It’s difficult for Krasner to transition from campaign expectations to, now, the realities of official position and governance. Even when there is a certain level of general agreement that Mumia should have never been on death row, there is still foginess around the question of whether or not he did, indeed, kill Philadelphia police officer Daniel Faulkner. Did he do it or didn’t he? That question lingers, the confusion that surrounds it aggravated by Mumia as a symbol of various political agendas from those who praise him and those who clearly do not. Rumors have circulated for years that he may have been protecting someone, perhaps his younger brother William Cook. And there are advocates who have argued for years that there was both police and criminal wrongdoing here.

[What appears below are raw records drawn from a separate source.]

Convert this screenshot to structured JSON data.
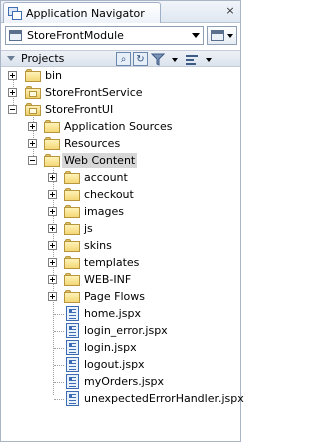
{
  "window": {
    "title": "Application Navigator",
    "icon": "application-navigator-icon",
    "close_icon": "close-icon"
  },
  "selector": {
    "value": "StoreFrontModule",
    "options_button_icon": "workspace-menu-icon"
  },
  "panel": {
    "title": "Projects",
    "toolbar_icons": [
      "find-icon",
      "refresh-icon",
      "filter-icon",
      "settings-icon"
    ]
  },
  "tree": {
    "projects": [
      {
        "label": "bin",
        "type": "folder",
        "expanded": false
      },
      {
        "label": "StoreFrontService",
        "type": "project",
        "expanded": false
      },
      {
        "label": "StoreFrontUI",
        "type": "project",
        "expanded": true,
        "children": [
          {
            "label": "Application Sources",
            "type": "folder",
            "expanded": false
          },
          {
            "label": "Resources",
            "type": "folder",
            "expanded": false
          },
          {
            "label": "Web Content",
            "type": "folder",
            "expanded": true,
            "selected": true,
            "children": [
              {
                "label": "account",
                "type": "folder"
              },
              {
                "label": "checkout",
                "type": "folder"
              },
              {
                "label": "images",
                "type": "folder"
              },
              {
                "label": "js",
                "type": "folder"
              },
              {
                "label": "skins",
                "type": "folder"
              },
              {
                "label": "templates",
                "type": "folder"
              },
              {
                "label": "WEB-INF",
                "type": "folder"
              },
              {
                "label": "Page Flows",
                "type": "folder"
              },
              {
                "label": "home.jspx",
                "type": "file"
              },
              {
                "label": "login_error.jspx",
                "type": "file"
              },
              {
                "label": "login.jspx",
                "type": "file"
              },
              {
                "label": "logout.jspx",
                "type": "file"
              },
              {
                "label": "myOrders.jspx",
                "type": "file"
              },
              {
                "label": "unexpectedErrorHandler.jspx",
                "type": "file"
              }
            ]
          }
        ]
      }
    ]
  },
  "colors": {
    "selection": "#d7d7d7",
    "folder": "#f3d776",
    "file_icon": "#3c6bb3",
    "border": "#a9b5c4"
  }
}
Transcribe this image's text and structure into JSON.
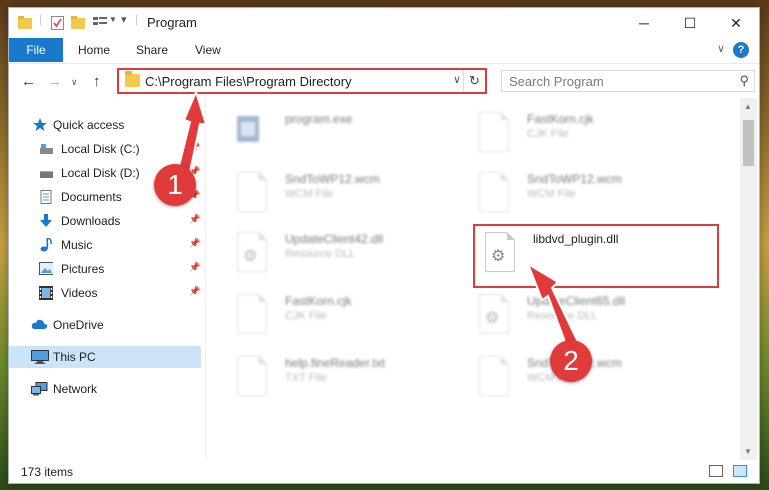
{
  "window": {
    "title": "Program"
  },
  "ribbon": {
    "tabs": [
      "File",
      "Home",
      "Share",
      "View"
    ]
  },
  "nav": {
    "address": "C:\\Program Files\\Program Directory",
    "search_placeholder": "Search Program"
  },
  "sidebar": {
    "items": [
      {
        "label": "Quick access",
        "icon": "star-icon",
        "pinned": false
      },
      {
        "label": "Local Disk (C:)",
        "icon": "drive-icon",
        "pinned": true
      },
      {
        "label": "Local Disk (D:)",
        "icon": "drive-icon",
        "pinned": true
      },
      {
        "label": "Documents",
        "icon": "documents-icon",
        "pinned": true
      },
      {
        "label": "Downloads",
        "icon": "download-icon",
        "pinned": true
      },
      {
        "label": "Music",
        "icon": "music-icon",
        "pinned": true
      },
      {
        "label": "Pictures",
        "icon": "pictures-icon",
        "pinned": true
      },
      {
        "label": "Videos",
        "icon": "videos-icon",
        "pinned": true
      },
      {
        "label": "OneDrive",
        "icon": "cloud-icon",
        "pinned": false
      },
      {
        "label": "This PC",
        "icon": "computer-icon",
        "pinned": false
      },
      {
        "label": "Network",
        "icon": "network-icon",
        "pinned": false
      }
    ]
  },
  "files": [
    {
      "name": "program.exe",
      "type": ""
    },
    {
      "name": "FastKorn.cjk",
      "type": "CJK File"
    },
    {
      "name": "SndToWP12.wcm",
      "type": "WCM File"
    },
    {
      "name": "SndToWP12.wcm",
      "type": "WCM File"
    },
    {
      "name": "UpdateClient42.dll",
      "type": "Resource DLL"
    },
    {
      "name": "libdvd_plugin.dll",
      "type": ""
    },
    {
      "name": "FastKorn.cjk",
      "type": "CJK File"
    },
    {
      "name": "UpdateClient65.dll",
      "type": "Resource DLL"
    },
    {
      "name": "help.fineReader.txt",
      "type": "TXT File"
    },
    {
      "name": "SndToWP12.wcm",
      "type": "WCM File"
    }
  ],
  "status": {
    "count": "173 items"
  },
  "annotations": {
    "step1": "1",
    "step2": "2",
    "color": "#e03a3a"
  }
}
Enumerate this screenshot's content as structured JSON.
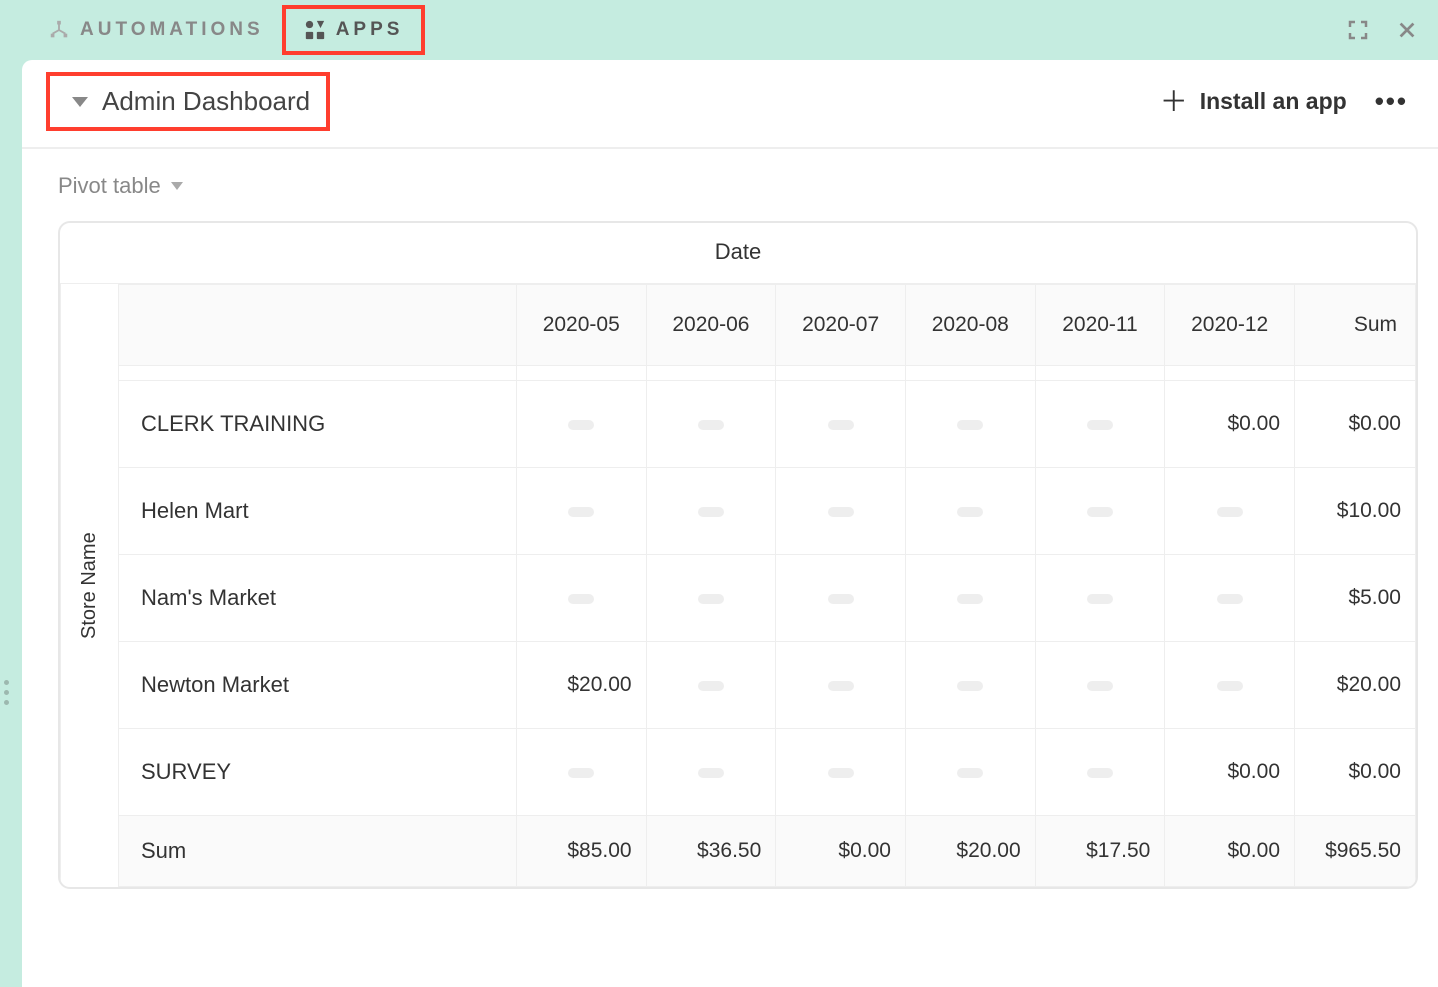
{
  "header": {
    "tabs": {
      "automations": "AUTOMATIONS",
      "apps": "APPS"
    }
  },
  "panel": {
    "dashboard_title": "Admin Dashboard",
    "install_label": "Install an app"
  },
  "pivot": {
    "title": "Pivot table",
    "col_axis_label": "Date",
    "row_axis_label": "Store Name",
    "columns": [
      "2020-05",
      "2020-06",
      "2020-07",
      "2020-08",
      "2020-11",
      "2020-12"
    ],
    "sum_header": "Sum",
    "rows": [
      {
        "label": "CLERK TRAINING",
        "values": [
          null,
          null,
          null,
          null,
          null,
          "$0.00"
        ],
        "sum": "$0.00"
      },
      {
        "label": "Helen Mart",
        "values": [
          null,
          null,
          null,
          null,
          null,
          null
        ],
        "sum": "$10.00"
      },
      {
        "label": "Nam's Market",
        "values": [
          null,
          null,
          null,
          null,
          null,
          null
        ],
        "sum": "$5.00"
      },
      {
        "label": "Newton Market",
        "values": [
          "$20.00",
          null,
          null,
          null,
          null,
          null
        ],
        "sum": "$20.00"
      },
      {
        "label": "SURVEY",
        "values": [
          null,
          null,
          null,
          null,
          null,
          "$0.00"
        ],
        "sum": "$0.00"
      }
    ],
    "totals": {
      "label": "Sum",
      "values": [
        "$85.00",
        "$36.50",
        "$0.00",
        "$20.00",
        "$17.50",
        "$0.00"
      ],
      "sum": "$965.50"
    }
  }
}
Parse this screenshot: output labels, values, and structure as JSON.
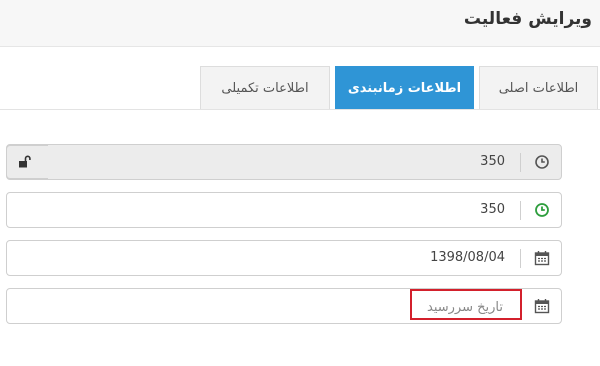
{
  "page": {
    "title": "ویرایش فعالیت"
  },
  "tabs": [
    {
      "label": "اطلاعات اصلی",
      "active": false
    },
    {
      "label": "اطلاعات زمانبندی",
      "active": true
    },
    {
      "label": "اطلاعات تکمیلی",
      "active": false
    }
  ],
  "fields": {
    "duration_locked": {
      "value": "350",
      "icon": "clock-icon",
      "disabled": true
    },
    "duration": {
      "value": "350",
      "icon": "clock-icon-green"
    },
    "start_date": {
      "value": "1398/08/04",
      "icon": "calendar-icon"
    },
    "due_date": {
      "value": "",
      "placeholder": "تاریخ سررسید",
      "icon": "calendar-icon"
    }
  },
  "colors": {
    "accent": "#2f95d6",
    "highlight": "#d3202c",
    "clock_green": "#2e9e3e"
  }
}
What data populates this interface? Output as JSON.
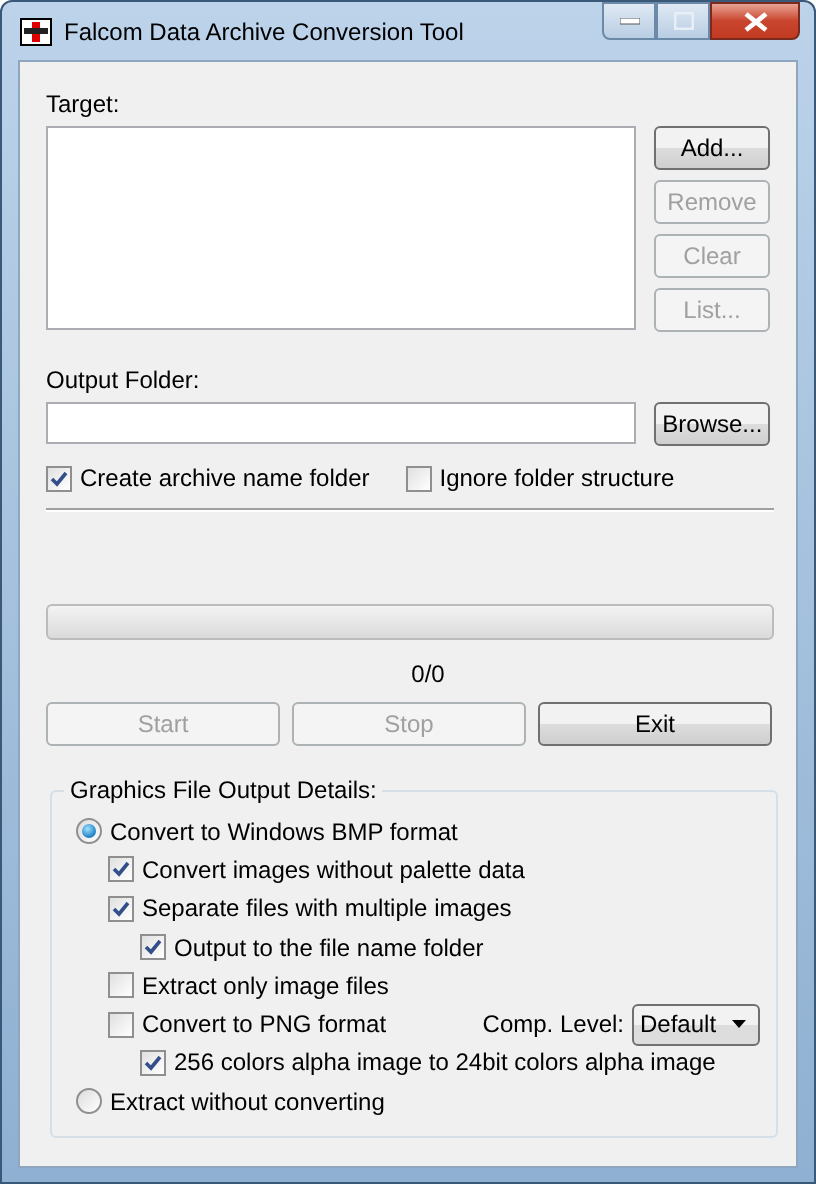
{
  "window": {
    "title": "Falcom Data Archive Conversion Tool"
  },
  "target": {
    "label": "Target:"
  },
  "target_buttons": [
    {
      "label": "Add...",
      "disabled": false
    },
    {
      "label": "Remove",
      "disabled": true
    },
    {
      "label": "Clear",
      "disabled": true
    },
    {
      "label": "List...",
      "disabled": true
    }
  ],
  "output_folder": {
    "label": "Output Folder:",
    "button": "Browse..."
  },
  "folder_options": [
    {
      "label": "Create archive name folder",
      "checked": true
    },
    {
      "label": "Ignore folder structure",
      "checked": false
    }
  ],
  "progress": {
    "reading": "0/0"
  },
  "actions": [
    {
      "label": "Start",
      "disabled": true
    },
    {
      "label": "Stop",
      "disabled": true
    },
    {
      "label": "Exit",
      "disabled": false
    }
  ],
  "graphics": {
    "title": "Graphics File Output Details:",
    "options": [
      {
        "kind": "radio",
        "label": "Convert to Windows BMP format",
        "selected": true,
        "children": [
          {
            "kind": "checkbox",
            "label": "Convert images without palette data",
            "checked": true
          },
          {
            "kind": "checkbox",
            "label": "Separate files with multiple images",
            "checked": true,
            "children": [
              {
                "kind": "checkbox",
                "label": "Output to the file name folder",
                "checked": true
              }
            ]
          },
          {
            "kind": "checkbox",
            "label": "Extract only image files",
            "checked": false
          },
          {
            "kind": "checkbox",
            "label": "Convert to PNG format",
            "checked": false,
            "combo": {
              "label": "Comp. Level:",
              "value": "Default"
            },
            "children": [
              {
                "kind": "checkbox",
                "label": "256 colors alpha image to 24bit colors alpha image",
                "checked": true
              }
            ]
          }
        ]
      },
      {
        "kind": "radio",
        "label": "Extract without converting",
        "selected": false
      }
    ]
  }
}
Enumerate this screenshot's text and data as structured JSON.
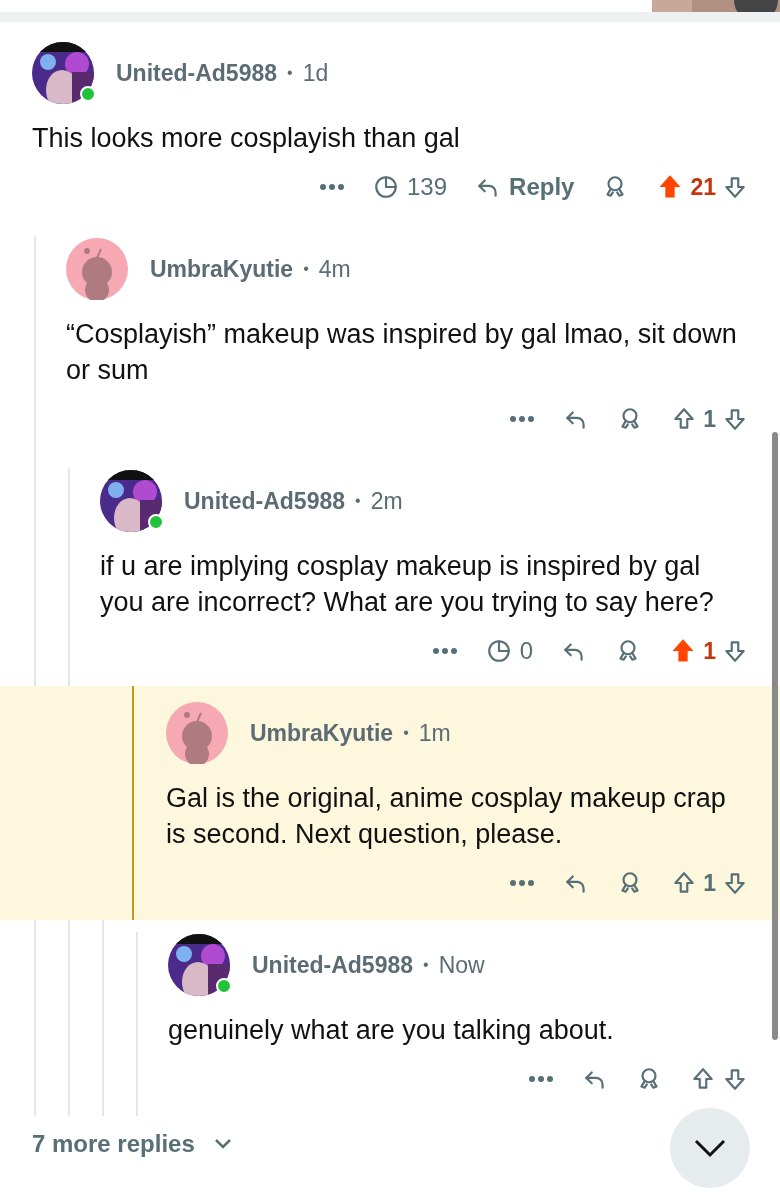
{
  "comments": [
    {
      "author": "United-Ad5988",
      "separator": "•",
      "time": "1d",
      "online": true,
      "body": "This looks more cosplayish than gal",
      "views": "139",
      "reply_label": "Reply",
      "upvoted": true,
      "score": "21",
      "highlighted": false,
      "children": [
        {
          "author": "UmbraKyutie",
          "separator": "•",
          "time": "4m",
          "avatar": {
            "kind": "snoo"
          },
          "online": false,
          "body": "“Cosplayish” makeup was inspired by gal lmao, sit down or sum",
          "upvoted": false,
          "score": "1",
          "highlighted": false,
          "children": [
            {
              "author": "United-Ad5988",
              "separator": "•",
              "time": "2m",
              "online": true,
              "body": "if u are implying cosplay makeup is inspired by gal you are incorrect? What are you trying to say here?",
              "views": "0",
              "upvoted": true,
              "score": "1",
              "highlighted": false,
              "children": [
                {
                  "author": "UmbraKyutie",
                  "separator": "•",
                  "time": "1m",
                  "avatar": {
                    "kind": "snoo"
                  },
                  "online": false,
                  "body": "Gal is the original, anime cosplay makeup crap is second. Next question, please.",
                  "upvoted": false,
                  "score": "1",
                  "highlighted": true,
                  "children": [
                    {
                      "author": "United-Ad5988",
                      "separator": "•",
                      "time": "Now",
                      "online": true,
                      "body": "genuinely what are you talking about.",
                      "upvoted": false,
                      "highlighted": false
                    }
                  ]
                }
              ]
            }
          ]
        }
      ]
    }
  ],
  "more_replies": "7 more replies"
}
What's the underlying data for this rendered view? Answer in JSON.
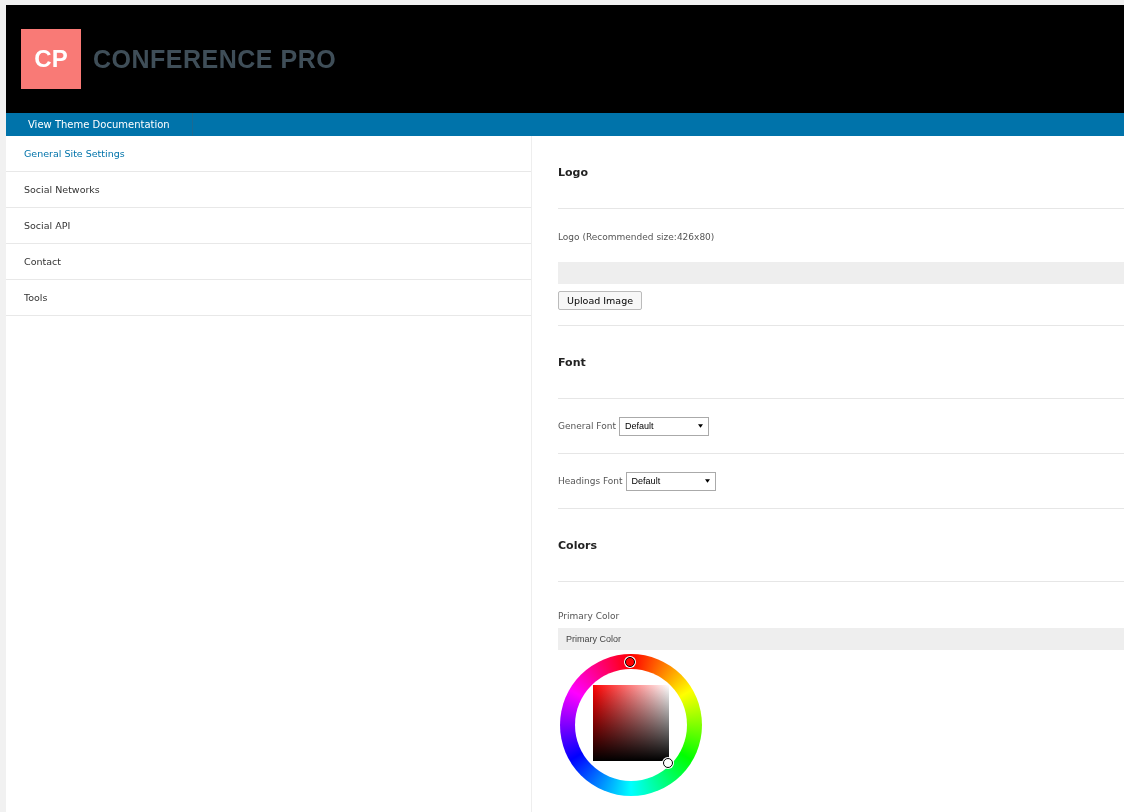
{
  "header": {
    "logo_mark": "CP",
    "logo_text": "CONFERENCE PRO"
  },
  "nav": {
    "links": [
      "View Theme Documentation"
    ]
  },
  "sidebar": {
    "items": [
      {
        "label": "General Site Settings",
        "selected": true
      },
      {
        "label": "Social Networks",
        "selected": false
      },
      {
        "label": "Social API",
        "selected": false
      },
      {
        "label": "Contact",
        "selected": false
      },
      {
        "label": "Tools",
        "selected": false
      }
    ]
  },
  "sections": [
    {
      "kind": "heading",
      "title": "Logo"
    },
    {
      "kind": "upload",
      "label": "Logo (Recommended size:426x80)",
      "button": "Upload Image"
    },
    {
      "kind": "heading",
      "title": "Font"
    },
    {
      "kind": "select",
      "label": "General Font",
      "value": "Default"
    },
    {
      "kind": "select",
      "label": "Headings Font",
      "value": "Default"
    },
    {
      "kind": "heading",
      "title": "Colors"
    },
    {
      "kind": "color",
      "label": "Primary Color",
      "value": "Primary Color"
    }
  ]
}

Meanwhile, as Mill afforded himself a squad of famous, entertaining surrogates who took to airwaves and social media threads with pleas for his release, Mumia’s name, until now, has disappeared from the public discourse. Watching the painted charter buses circling Center City and a team of well-resourced lawyers on high retainer, Krasner obliged with a recommendation to overturn Mill’s conviction. This had the effect of giving Krasner instantaneous urban folk hero status.
But, if the decision to recommend overturning Mill’s conviction implies agreement with his legal team that Common Court of Pleas Judge Genece Brinkley should have recused herself, why is there no agreement with Judge Tucker’s reasoning that Castille should have been recused in the Mumia case? Mumia’s legal advocates, like Rachel Wolkenstein, argued on Reality Check that, after all, a relatively conservative Supreme Court drew a similar conclusion in Williams v. Pennsylvania (2016), a case in which another black man, Terrance Williams, was repeatedly prosecuted by Castille when he was DA and when he was Chief Justice on the PA Supreme Court.
Ultimately, do Mill fans –even Mill himself – know anything about the history of Mumia Abu-Jamal? Would Philadelphians forget or remember the decades of warring over human rights issues between the Philadelphia police and black political revolutionary groups such as the Black Panthers and MOVE?
In an exploratory comparison, the DA reveals a tightrope attempt to have it both ways when he, probably, understands that he can’t. There’s safety in selecting Mill as a high profile way to burnish his reformist bona fides as part of a pony show for protesters. Safe since the political ramifications in the Mill case are much less threatening than those in the Mumia case. There is no substance to the Mill case in the way that there is substance and real political depth to Mumia’s current imprisonment. But, in terms of PR value, the narrative that White DA saved incarcerated Black pop-star is what’s trending. The contours of the Mumia case, however, are much murkier and ugly: Saving the one who could have been victimized by a politically-motivated abdication of justice is a lot more complicated. The other might inspire momentary feelings of euphoria as if justice has been served. But it might show that it has not. And if that former case were ever resolved, there will be demands for a level of structural change that no one – including Krasner himself – can really swallow.